→ **INSTRUCTIONS FOR THE TASK**
For the material that follows, work out how many lines hold the word "Timeline" and answer only with the number.

→ **RECORDS FOR THE TASK**
========================================

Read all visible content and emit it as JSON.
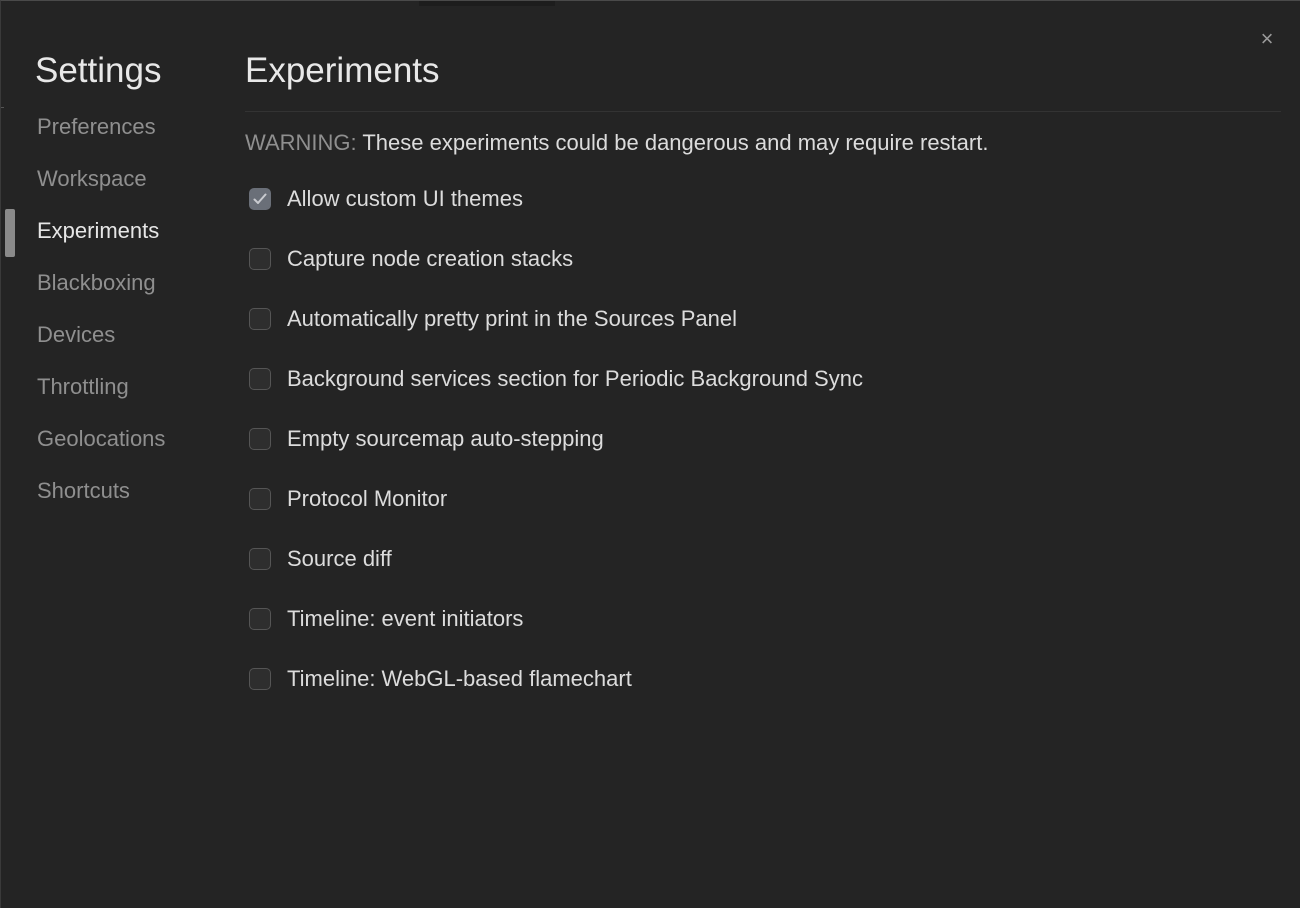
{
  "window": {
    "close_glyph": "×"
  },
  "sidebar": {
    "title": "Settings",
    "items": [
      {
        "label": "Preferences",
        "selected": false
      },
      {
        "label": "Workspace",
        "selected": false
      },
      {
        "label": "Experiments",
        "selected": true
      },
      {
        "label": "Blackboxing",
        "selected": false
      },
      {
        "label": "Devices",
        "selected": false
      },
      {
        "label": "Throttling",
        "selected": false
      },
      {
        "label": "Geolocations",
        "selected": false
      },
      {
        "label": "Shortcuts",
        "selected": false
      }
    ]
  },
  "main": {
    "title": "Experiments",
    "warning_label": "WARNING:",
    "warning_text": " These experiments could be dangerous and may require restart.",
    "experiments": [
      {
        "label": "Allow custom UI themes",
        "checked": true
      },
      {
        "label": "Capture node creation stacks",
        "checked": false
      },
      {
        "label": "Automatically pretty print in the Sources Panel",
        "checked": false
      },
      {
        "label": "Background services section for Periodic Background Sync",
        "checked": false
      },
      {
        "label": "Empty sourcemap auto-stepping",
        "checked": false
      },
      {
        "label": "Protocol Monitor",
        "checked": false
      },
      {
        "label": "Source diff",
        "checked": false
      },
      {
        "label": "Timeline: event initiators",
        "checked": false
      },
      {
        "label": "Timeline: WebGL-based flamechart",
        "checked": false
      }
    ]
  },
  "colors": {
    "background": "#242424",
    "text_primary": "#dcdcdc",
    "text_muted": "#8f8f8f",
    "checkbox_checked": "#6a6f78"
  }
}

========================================

→ **SOLUTION**
2